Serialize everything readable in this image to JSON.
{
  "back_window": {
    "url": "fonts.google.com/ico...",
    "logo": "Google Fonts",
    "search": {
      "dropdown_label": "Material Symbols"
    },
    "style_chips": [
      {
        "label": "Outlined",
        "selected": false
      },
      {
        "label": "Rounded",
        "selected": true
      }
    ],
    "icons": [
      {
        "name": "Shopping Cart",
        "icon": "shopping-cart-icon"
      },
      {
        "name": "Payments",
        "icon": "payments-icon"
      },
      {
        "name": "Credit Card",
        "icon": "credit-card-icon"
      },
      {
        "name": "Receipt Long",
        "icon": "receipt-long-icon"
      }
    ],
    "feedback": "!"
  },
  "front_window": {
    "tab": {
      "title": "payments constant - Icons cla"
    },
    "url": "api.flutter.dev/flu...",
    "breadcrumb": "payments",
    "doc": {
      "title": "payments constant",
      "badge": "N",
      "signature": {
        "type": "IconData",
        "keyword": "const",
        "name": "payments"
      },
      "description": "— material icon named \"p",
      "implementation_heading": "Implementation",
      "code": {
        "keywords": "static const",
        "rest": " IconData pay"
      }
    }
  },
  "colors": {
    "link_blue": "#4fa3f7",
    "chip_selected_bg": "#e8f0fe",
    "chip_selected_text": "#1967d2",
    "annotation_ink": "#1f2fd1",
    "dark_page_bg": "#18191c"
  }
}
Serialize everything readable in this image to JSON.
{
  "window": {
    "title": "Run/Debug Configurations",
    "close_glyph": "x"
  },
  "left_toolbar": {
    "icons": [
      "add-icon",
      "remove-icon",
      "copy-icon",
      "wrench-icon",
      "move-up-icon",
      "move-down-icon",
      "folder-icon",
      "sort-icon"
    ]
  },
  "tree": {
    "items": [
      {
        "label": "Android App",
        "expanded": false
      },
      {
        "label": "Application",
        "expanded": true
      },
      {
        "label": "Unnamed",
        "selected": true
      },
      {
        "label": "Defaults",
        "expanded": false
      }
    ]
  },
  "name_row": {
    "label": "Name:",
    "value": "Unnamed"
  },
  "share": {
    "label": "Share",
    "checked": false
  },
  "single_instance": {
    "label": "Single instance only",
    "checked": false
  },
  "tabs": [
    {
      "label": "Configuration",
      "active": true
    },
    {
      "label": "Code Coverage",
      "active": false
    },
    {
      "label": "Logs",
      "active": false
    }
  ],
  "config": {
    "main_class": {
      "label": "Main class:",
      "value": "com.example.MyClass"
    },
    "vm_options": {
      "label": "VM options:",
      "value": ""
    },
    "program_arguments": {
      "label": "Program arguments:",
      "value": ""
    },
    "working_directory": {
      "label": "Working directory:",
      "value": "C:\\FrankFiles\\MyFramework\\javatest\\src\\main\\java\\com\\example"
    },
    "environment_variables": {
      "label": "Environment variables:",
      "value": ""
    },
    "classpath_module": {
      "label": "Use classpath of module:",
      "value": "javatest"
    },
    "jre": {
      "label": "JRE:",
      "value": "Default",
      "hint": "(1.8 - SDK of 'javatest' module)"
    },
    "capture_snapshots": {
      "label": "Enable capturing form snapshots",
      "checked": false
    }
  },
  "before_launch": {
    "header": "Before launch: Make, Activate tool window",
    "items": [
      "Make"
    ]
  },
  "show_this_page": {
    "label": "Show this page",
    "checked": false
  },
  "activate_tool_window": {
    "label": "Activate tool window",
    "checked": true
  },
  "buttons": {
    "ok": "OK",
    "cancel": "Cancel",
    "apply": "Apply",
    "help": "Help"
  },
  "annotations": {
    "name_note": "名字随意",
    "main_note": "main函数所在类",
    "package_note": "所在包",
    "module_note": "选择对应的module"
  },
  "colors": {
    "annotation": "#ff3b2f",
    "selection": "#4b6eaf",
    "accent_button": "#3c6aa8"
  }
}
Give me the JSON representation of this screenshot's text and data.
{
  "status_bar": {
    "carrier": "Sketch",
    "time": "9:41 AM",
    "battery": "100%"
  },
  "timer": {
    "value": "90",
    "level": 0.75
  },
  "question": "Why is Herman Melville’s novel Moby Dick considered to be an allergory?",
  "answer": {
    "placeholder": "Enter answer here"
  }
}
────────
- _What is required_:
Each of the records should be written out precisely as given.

- _Solved exercise_:
Serialize everything readable in this image to JSON.
{
  "back_window": {
    "url": "fonts.google.com/ico...",
    "logo": "Google Fonts",
    "search": {
      "dropdown_label": "Material Symbols"
    },
    "style_chips": [
      {
        "label": "Outlined",
        "selected": false
      },
      {
        "label": "Rounded",
        "selected": true
      }
    ],
    "icons": [
      {
        "name": "Shopping Cart",
        "icon": "shopping-cart-icon"
      },
      {
        "name": "Payments",
        "icon": "payments-icon"
      },
      {
        "name": "Credit Card",
        "icon": "credit-card-icon"
      },
      {
        "name": "Receipt Long",
        "icon": "receipt-long-icon"
      }
    ],
    "feedback": "!"
  },
  "front_window": {
    "tab": {
      "title": "payments constant - Icons cla"
    },
    "url": "api.flutter.dev/flu...",
    "breadcrumb": "payments",
    "doc": {
      "title": "payments constant",
      "badge": "N",
      "signature": {
        "type": "IconData",
        "keyword": "const",
        "name": "payments"
      },
      "description": "— material icon named \"p",
      "implementation_heading": "Implementation",
      "code": {
        "keywords": "static const",
        "rest": " IconData pay"
      }
    }
  },
  "colors": {
    "link_blue": "#4fa3f7",
    "chip_selected_bg": "#e8f0fe",
    "chip_selected_text": "#1967d2",
    "annotation_ink": "#1f2fd1",
    "dark_page_bg": "#18191c"
  }
}
Serialize everything readable in this image to JSON.
{
  "window": {
    "title": "Run/Debug Configurations",
    "close_glyph": "x"
  },
  "left_toolbar": {
    "icons": [
      "add-icon",
      "remove-icon",
      "copy-icon",
      "wrench-icon",
      "move-up-icon",
      "move-down-icon",
      "folder-icon",
      "sort-icon"
    ]
  },
  "tree": {
    "items": [
      {
        "label": "Android App",
        "expanded": false
      },
      {
        "label": "Application",
        "expanded": true
      },
      {
        "label": "Unnamed",
        "selected": true
      },
      {
        "label": "Defaults",
        "expanded": false
      }
    ]
  },
  "name_row": {
    "label": "Name:",
    "value": "Unnamed"
  },
  "share": {
    "label": "Share",
    "checked": false
  },
  "single_instance": {
    "label": "Single instance only",
    "checked": false
  },
  "tabs": [
    {
      "label": "Configuration",
      "active": true
    },
    {
      "label": "Code Coverage",
      "active": false
    },
    {
      "label": "Logs",
      "active": false
    }
  ],
  "config": {
    "main_class": {
      "label": "Main class:",
      "value": "com.example.MyClass"
    },
    "vm_options": {
      "label": "VM options:",
      "value": ""
    },
    "program_arguments": {
      "label": "Program arguments:",
      "value": ""
    },
    "working_directory": {
      "label": "Working directory:",
      "value": "C:\\FrankFiles\\MyFramework\\javatest\\src\\main\\java\\com\\example"
    },
    "environment_variables": {
      "label": "Environment variables:",
      "value": ""
    },
    "classpath_module": {
      "label": "Use classpath of module:",
      "value": "javatest"
    },
    "jre": {
      "label": "JRE:",
      "value": "Default",
      "hint": "(1.8 - SDK of 'javatest' module)"
    },
    "capture_snapshots": {
      "label": "Enable capturing form snapshots",
      "checked": false
    }
  },
  "before_launch": {
    "header": "Before launch: Make, Activate tool window",
    "items": [
      "Make"
    ]
  },
  "show_this_page": {
    "label": "Show this page",
    "checked": false
  },
  "activate_tool_window": {
    "label": "Activate tool window",
    "checked": true
  },
  "buttons": {
    "ok": "OK",
    "cancel": "Cancel",
    "apply": "Apply",
    "help": "Help"
  },
  "annotations": {
    "name_note": "名字随意",
    "main_note": "main函数所在类",
    "package_note": "所在包",
    "module_note": "选择对应的module"
  },
  "colors": {
    "annotation": "#ff3b2f",
    "selection": "#4b6eaf",
    "accent_button": "#3c6aa8"
  }
}
Give me the JSON representation of this screenshot's text and data.
{
  "status_bar": {
    "carrier": "Sketch",
    "time": "9:41 AM",
    "battery": "100%"
  },
  "timer": {
    "value": "90",
    "level": 0.75
  },
  "question": "Why is Herman Melville’s novel Moby Dick considered to be an allergory?",
  "answer": {
    "placeholder": "Enter answer here"
  }
}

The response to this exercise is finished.